  • Omega-3 fatty acids are found mostly in fish. These are good fats that can help to lower your cholesterol and improve heart health. Eating at least three servings a week will benefit your body.
  • Fiber is found in plant food sources. There are two types: soluble and insoluble. Soluble fiber dissolves in your system. Insoluble fiber can't be broken down by the body so it is flushed out. As the fiber passes through the system it carries some of the fat from your food with it. Healthy portions of fiber give you the feeling of fullness so you eat less.
  • Eating protein provides building blocks for the proteins the body creates to aid in muscle growth and repairs for organs and cells.

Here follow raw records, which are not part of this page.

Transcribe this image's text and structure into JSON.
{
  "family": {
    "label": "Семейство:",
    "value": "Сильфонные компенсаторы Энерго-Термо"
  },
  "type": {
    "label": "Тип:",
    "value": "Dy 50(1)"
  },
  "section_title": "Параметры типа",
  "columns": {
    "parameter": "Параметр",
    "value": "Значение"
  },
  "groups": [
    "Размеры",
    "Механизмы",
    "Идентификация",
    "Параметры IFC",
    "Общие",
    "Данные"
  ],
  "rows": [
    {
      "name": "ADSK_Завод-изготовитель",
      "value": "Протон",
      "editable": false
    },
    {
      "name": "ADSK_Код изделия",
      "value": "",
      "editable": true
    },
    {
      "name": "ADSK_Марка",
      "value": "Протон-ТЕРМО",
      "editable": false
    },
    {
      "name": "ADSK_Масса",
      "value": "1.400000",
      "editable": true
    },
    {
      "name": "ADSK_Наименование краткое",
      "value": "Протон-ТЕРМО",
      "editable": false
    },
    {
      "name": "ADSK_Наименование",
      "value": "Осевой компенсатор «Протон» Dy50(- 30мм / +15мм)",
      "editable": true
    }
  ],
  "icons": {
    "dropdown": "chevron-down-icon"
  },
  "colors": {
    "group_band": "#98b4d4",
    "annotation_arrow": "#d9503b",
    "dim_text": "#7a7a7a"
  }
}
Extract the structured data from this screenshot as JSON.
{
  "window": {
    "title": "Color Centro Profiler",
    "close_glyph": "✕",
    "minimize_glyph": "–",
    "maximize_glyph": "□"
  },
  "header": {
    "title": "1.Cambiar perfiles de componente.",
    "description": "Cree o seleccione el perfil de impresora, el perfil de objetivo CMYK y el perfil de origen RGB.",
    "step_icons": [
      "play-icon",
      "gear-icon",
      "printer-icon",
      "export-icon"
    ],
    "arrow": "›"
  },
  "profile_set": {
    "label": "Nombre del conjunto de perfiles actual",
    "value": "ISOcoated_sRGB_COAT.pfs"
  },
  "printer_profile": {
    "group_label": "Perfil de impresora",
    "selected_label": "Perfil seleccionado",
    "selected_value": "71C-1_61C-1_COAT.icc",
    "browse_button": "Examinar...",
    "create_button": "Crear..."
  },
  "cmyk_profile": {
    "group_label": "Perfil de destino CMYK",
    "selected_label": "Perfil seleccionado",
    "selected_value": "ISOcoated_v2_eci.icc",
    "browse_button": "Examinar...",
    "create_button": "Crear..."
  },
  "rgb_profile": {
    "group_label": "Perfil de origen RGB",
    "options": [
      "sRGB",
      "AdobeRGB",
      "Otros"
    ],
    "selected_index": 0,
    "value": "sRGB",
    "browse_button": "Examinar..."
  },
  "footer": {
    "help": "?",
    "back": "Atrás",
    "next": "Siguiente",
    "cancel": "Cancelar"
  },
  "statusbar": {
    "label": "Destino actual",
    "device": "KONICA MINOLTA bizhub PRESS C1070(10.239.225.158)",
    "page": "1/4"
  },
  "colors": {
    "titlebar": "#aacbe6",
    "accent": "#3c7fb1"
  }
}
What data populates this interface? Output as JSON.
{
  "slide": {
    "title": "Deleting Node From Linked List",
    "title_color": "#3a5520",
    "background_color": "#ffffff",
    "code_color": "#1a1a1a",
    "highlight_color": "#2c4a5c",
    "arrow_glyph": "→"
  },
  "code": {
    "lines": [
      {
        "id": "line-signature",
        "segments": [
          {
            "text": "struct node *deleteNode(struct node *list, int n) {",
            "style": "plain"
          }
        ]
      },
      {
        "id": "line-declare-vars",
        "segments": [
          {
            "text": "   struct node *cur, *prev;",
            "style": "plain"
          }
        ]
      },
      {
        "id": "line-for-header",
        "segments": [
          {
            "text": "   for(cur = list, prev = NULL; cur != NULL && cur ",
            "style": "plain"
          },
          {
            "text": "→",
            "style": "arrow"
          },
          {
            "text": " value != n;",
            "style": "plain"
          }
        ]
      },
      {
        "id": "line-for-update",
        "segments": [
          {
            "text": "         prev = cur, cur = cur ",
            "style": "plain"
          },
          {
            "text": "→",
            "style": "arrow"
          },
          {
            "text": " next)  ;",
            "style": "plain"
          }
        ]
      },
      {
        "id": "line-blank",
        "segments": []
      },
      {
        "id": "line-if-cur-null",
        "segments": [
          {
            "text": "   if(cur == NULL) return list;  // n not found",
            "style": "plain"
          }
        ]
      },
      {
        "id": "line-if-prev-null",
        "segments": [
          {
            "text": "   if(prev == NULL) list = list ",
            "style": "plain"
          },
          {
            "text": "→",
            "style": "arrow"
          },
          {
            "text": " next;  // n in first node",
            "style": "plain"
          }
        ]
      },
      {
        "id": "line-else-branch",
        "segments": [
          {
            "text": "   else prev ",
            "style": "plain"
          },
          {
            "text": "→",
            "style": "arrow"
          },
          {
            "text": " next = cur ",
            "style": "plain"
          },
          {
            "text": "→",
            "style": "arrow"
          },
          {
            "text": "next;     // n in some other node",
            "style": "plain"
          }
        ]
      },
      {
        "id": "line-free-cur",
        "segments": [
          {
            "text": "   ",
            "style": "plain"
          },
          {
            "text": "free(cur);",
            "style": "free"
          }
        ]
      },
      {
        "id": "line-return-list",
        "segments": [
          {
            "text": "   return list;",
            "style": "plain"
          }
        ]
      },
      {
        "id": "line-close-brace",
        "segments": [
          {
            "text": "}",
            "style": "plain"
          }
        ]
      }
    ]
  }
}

Lean meats like skinless, boneless chicken, beef and pork provide the needed protein without the added fat.
  • Nuts, beans and seeds also provide protein. Plant source protein has fewer calories and fats than animal sources. When choosing nuts, avoid the fancy salted or artificially flavored varieties. When possible use fresh beans instead of canned.
  • Salt can cause bloating when you ingest too much. The recommended daily allowance (RDA) for salt is about 2,000 milligrams. You can get more than that from one pre-packaged meal or a bagged snack. Limit salt by washing off canned vegetables and using salt-free spice combinations to flavor your food.
  • Sodas contain empty calories. How many people get full from a 12-ounce can of Pepsi? Take the couple hundred calories in that soda you are drinking and trade it in for a filling snack and a flavored bottle of water (if regular water isn't to your liking).
  • Eat several meals a day to keep your metabolism going. Six small meals alleviate the mid-morning and the mid-afternoon hunger cravings. Eating every two or three hours seems like a lot but you are eating less.

Do you know a little more about food than you did before? Uncovering the basic facts about food removes the mystery and helps you to make better food choices for yourself and your family.